Sniff test. If you are blessed with a super sniffer, great. But if not be sure and give garments a sniff before you buy. Cigarette smells are disgusting, but you can get them out. Musty and mold smells…not-so-much. Avoid stinky stuff.
Be a Regular: If you have a favorite consignment shop, take the time to get to know the staff. Relationship building takes time, but the pay-off down the road could be advanced noticed of sales or when primo donations come in.
Mums the word: I treat my favorite thrifts like my “honey hole.” I rarely tell people where I scored the gorgeous $150 suit I am wearing for $10. I feel like the FBI when I say this, but my sources are a closely guarded secrets. The main reason being, many of the thrifts I frequent are volunteer run. These people work incredibly hard, but have no knowledge of what brand is better than others. That being said, the price based on item (shirt, pants,) instead of brand. A Eddie Bauer shirt is the same price as an Wally World one.
A Word About Shoes: Honestly, buying used shoes creeps me out and I try avoid that completely unless there’s a “like new” pair of very high-end shoes available. If you are OK with buying gently used shoes, let me give you these words of caution. Most shoes are worn with a “barrier” (socks) between the foot and the inside of the shoe, but not always. And if you see sandals with with deeply-indented, sweaty toe marks….AVOID LIKE THE PLAGUE. That’s all I got to say ’bout THAT.
Be Mindful of Seasons: Many of us thrifting divas find the best deals on the clothes that are not in season. Why? Because people tend to clean closets as soon as the seasons change. Just be wary of trendy fads and wild colors because, by the time you can wear the item again, it might be blatantly out of style. That QVC Quacker Factory Halloween shirt may be new-with-tags, but it was cute two Presidents ago.

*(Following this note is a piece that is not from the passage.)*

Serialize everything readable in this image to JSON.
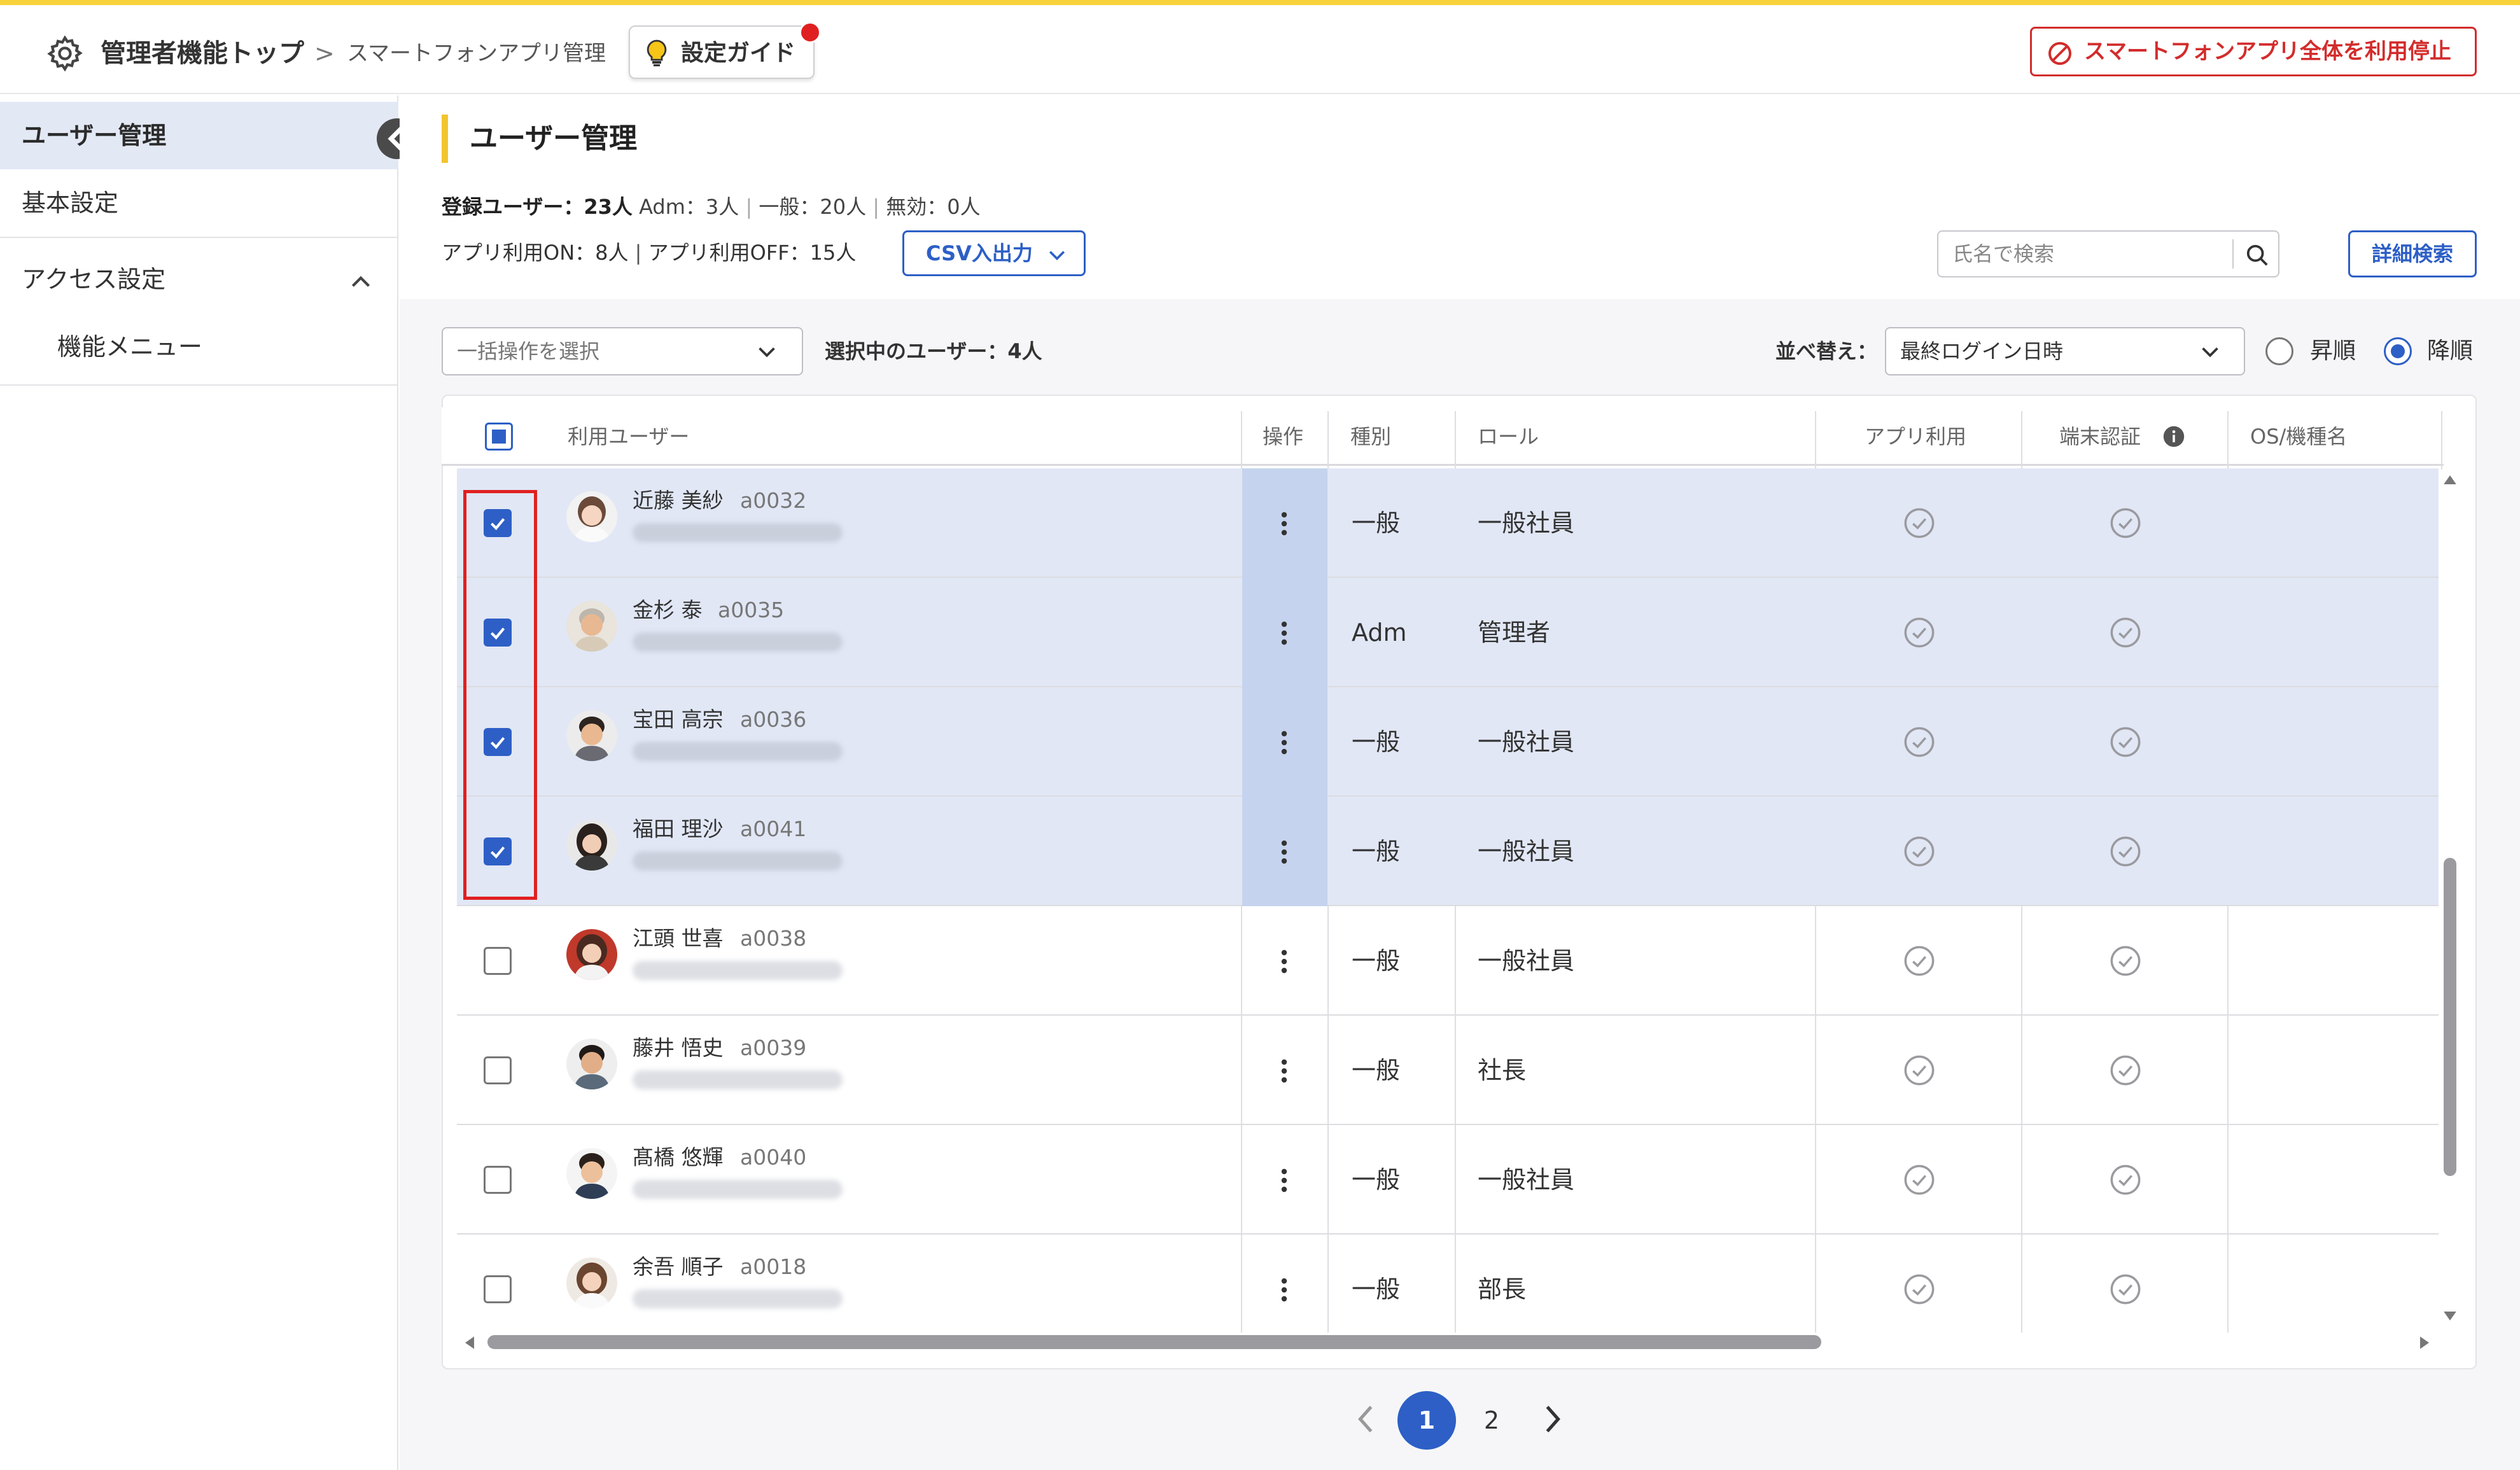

Whenever Possible, Try It On: All the nice consignment stores I know of have dressing rooms so take advantage of that whenever needed. You may have found a high-end-name-brand, simply gorgeous, to-die-for dress..but if it fits you like an over-sized Drift Sock it’s hardly a good use of your hard-earned money.
Go With The Gut: If you find a seemingly awesome thrift or consignment store, but the second you walk in your internal warning bells start to sound, go with your gut. If a store is dark, cluttered, smelly, and unorganized they chances of you finding that “clothing gold” is pretty slim. Remember, this is not American Pickers. We do not need to dig through dust, filth, and mouse turds to find our “treasures.”
Fake It, Baby: If you like buying used purses (I haven’t bought a purse retail for 20 years) here’s something to keep in mind. Many of the top expensive brands can be (and are) faked. That many look like a Chanel, Juicy Couture, or Louis Vuitton, but there is a very good chance it’s not the real McKoy. If you don’t care, awesome. Rock the fakey and don’t think twice about it. The issue comes at “resell” time when YOU go to resell it. Unless you are 100% positive it’s real, don’t claim it is via eBay or any other venue you may be selling it at.
Here’s Some Brainerd Lakes Area (and beyond) quality Consignment Clothing Shops:
Bargains on 7th (Brainerd)
Worth Repeating (Pequot)
Linese Clothing (In The FitQuest Baxter Building)